At the end of the year, the conditions seemed ripe to pull Libya out of chaos. This hope now appears to show some wear and tear...

We are again faced with a highly fragmented society. Each leader is holding on to his share of the oil windfall, and is trying to exploit one of the institutions that have emerged from the reconstruction process. While the production and export of Libyan oil remains controlled by the national oil company, the traffic of crude oil has exploded. 1,500 people are holding on to 90% of the country main source of wealth. Their control is blocking the restarting of the economy, the true key to an exit from the crisis.

Emmanuel Macron calls for elections by the end of the year. Is this realistic?

The Elysée has involved itself heavily in the matter, but let's not to confuse action with communication, or speed with precipitation. Everyone – including most of the stakeholders – is convinced that the democratic path is the only viable one. On the other hand, no one agrees on the order of deployment: the writing of a constitution, the holding of a presidential election, the general election... Hope remains relevant, because 2.5 million voters have already registered.

Institutional chaos, mafia economy, immigration, terrorism... For the French interests, what is the foremost problem in Libya?

4,500 French soldiers are fighting Islamist terrorism in the Sahel: that is our top priority. To break the katiba targets' knees from under them, it is necessary to attack their logistical relays and their rearguard bases in Libya. It is necessary to encourage the population to move away from their subsidies by providing them with jobs. France and the international organizations could also address the financial money laundering channels for the gains of the rulers who confiscate oil wealth.


What about the "scourge" of immigration?

In 2016, Europe has identified 180,000 migrants from Libya.
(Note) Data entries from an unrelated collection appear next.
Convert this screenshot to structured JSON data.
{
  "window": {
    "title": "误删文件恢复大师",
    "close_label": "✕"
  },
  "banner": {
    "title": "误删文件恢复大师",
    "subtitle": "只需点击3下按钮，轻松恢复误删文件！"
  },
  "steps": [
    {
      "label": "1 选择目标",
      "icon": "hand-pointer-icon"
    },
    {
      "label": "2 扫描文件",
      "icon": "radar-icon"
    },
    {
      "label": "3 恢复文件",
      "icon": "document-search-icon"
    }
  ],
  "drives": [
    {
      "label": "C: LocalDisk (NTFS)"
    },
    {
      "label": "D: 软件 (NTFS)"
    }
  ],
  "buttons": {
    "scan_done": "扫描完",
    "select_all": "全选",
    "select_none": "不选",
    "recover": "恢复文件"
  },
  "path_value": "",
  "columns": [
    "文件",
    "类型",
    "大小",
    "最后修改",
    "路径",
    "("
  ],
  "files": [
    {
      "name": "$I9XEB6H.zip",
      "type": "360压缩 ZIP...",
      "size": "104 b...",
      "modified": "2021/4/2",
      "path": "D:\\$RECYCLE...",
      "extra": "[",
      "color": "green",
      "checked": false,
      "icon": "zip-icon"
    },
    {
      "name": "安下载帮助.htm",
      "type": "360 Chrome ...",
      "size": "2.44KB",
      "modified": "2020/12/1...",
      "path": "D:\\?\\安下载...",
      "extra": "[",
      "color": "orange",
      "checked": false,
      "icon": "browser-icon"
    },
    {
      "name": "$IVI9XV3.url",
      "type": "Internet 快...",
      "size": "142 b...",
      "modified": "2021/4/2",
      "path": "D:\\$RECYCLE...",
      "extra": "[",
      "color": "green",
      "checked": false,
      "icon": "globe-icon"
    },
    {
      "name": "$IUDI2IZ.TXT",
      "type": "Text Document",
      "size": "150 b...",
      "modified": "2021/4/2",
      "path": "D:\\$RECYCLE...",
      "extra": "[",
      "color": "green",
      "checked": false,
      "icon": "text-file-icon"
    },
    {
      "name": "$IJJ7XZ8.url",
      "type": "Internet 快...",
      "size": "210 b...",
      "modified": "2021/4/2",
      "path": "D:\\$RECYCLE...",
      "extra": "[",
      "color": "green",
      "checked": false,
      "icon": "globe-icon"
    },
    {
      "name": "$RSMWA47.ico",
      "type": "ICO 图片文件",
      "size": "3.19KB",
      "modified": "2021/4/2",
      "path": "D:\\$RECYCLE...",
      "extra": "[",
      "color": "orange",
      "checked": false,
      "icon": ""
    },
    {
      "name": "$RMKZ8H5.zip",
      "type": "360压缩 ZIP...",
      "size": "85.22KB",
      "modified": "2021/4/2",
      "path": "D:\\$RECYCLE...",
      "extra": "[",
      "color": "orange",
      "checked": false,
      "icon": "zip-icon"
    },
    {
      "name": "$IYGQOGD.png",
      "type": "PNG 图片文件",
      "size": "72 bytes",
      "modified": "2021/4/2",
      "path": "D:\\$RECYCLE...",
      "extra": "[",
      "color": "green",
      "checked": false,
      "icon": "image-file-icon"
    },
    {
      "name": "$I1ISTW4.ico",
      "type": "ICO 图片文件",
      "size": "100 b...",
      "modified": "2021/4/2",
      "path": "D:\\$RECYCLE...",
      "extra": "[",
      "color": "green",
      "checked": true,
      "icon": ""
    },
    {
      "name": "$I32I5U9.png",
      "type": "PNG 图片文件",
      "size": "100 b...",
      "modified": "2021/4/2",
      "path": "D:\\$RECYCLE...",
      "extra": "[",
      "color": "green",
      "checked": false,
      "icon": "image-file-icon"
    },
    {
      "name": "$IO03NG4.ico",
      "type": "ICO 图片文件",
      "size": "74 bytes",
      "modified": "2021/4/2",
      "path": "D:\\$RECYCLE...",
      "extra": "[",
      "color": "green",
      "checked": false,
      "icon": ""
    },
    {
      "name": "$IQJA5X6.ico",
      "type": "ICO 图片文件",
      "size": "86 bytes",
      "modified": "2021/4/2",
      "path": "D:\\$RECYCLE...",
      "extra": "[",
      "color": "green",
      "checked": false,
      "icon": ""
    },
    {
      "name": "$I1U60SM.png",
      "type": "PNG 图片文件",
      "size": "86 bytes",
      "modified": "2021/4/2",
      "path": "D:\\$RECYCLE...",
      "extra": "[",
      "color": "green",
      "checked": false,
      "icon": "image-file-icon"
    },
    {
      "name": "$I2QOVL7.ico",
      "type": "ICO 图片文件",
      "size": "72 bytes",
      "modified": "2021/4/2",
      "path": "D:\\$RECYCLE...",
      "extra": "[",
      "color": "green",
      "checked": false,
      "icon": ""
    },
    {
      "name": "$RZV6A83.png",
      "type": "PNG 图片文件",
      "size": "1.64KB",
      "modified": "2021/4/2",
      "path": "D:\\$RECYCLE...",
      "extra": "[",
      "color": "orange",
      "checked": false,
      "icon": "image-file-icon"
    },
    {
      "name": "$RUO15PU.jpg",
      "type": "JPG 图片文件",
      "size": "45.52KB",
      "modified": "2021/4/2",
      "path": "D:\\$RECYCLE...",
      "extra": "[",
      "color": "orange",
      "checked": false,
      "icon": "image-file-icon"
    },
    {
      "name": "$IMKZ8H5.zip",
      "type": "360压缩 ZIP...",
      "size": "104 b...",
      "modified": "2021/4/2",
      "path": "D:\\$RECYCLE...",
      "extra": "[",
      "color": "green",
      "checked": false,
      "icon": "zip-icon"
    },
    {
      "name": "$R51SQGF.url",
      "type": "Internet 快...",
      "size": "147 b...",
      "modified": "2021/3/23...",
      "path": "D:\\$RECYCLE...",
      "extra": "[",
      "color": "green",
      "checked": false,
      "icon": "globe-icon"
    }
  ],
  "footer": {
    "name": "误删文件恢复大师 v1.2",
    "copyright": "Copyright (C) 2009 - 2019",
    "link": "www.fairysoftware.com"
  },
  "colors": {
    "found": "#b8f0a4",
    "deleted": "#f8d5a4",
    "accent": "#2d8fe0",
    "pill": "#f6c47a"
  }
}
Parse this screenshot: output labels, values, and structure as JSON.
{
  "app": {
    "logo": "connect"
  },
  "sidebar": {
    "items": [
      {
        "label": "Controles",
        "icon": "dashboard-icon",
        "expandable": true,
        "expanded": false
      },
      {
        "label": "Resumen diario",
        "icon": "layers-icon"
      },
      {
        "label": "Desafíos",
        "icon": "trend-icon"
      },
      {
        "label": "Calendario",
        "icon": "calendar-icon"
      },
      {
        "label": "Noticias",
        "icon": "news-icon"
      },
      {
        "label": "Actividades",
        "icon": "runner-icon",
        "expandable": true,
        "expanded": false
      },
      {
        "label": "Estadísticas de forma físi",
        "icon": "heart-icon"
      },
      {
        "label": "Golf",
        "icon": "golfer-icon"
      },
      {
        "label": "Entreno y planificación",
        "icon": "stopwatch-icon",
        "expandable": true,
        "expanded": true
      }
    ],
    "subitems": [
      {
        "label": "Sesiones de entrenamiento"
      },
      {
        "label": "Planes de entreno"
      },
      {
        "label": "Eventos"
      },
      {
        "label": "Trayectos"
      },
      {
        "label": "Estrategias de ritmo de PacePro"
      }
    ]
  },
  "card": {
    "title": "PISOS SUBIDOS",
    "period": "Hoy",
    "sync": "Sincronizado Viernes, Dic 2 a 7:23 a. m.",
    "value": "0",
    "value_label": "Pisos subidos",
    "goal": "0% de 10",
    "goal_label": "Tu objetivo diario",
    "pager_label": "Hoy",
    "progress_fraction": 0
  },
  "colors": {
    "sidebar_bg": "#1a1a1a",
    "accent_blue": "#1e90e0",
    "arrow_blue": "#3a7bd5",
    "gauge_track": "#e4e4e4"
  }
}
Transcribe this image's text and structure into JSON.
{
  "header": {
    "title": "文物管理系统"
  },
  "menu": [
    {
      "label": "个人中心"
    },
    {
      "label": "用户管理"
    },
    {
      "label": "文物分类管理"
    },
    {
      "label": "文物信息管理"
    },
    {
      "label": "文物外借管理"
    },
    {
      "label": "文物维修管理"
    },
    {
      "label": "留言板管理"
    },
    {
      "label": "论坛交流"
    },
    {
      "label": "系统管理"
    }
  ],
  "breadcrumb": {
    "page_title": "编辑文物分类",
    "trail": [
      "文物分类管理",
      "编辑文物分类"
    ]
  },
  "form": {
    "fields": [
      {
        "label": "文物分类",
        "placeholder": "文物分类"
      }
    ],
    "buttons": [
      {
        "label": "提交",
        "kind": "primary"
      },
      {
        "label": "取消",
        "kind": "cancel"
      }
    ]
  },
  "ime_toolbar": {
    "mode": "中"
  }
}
In 2017, there were nearly 160,000 of them. In 2018, the flow appears to be decreasing. During the first six months, their number has fallen to less than 15,000. There is a parallel displacement of their bases of departure towards Algeria and Morocco...

Is this the effect of the hardening of Rome – which Paris happily castigates?

Rome, a historical partner of Tripoli, has gotten wind of the French initiatives in Libya by means of the press. What's more, Paris is lecturing the new Italian government. It is, to say the least, a tad clumsy for a country with 700,000 migrants on its soil. With their backs up against the wall, their authorities have resigned to sign financial agreements with militias and organizations of people smugglers in Libya in order to regulate the flow. That is, without a doubt, reprehensible. But who else could they go to? Previously, Westerners had been paying Gaddafi to do this.

Has Brussels complicated or facilitated the work of its members bordering the Mediterranean?

In 2015, the European Union triggered the "EU Navfor Med Sofia" naval operation in response to the proliferation of wrecks of ships carrying migrants off the coast of Libya. However, the operation was confined to operate on the high seas. It refused to deploy itself to the territorial waters of the Failed State to conduct field actions against the smuggler infrastructure.

What avenues have not been sufficiently explored to help this country pull out of the crisis?

The key issue is the economy. We recommend to large French companies that they explore this market. But with the windfall from oil, they will have no problems getting paid. Many of our majors are on the case at this time. Prospecting trips have been scheduled, and then postponed for security reasons. We must persevere. Otherwise, other entities will beat us to the punch.

 

11/09/2018 - Any reproduction, copy, transmission or translation of this publication is prohibited.

Portrait of Cédric Perrin, first vice president of the Foreign Affairs, Defense and Armed Forces Commission in the French Senate DR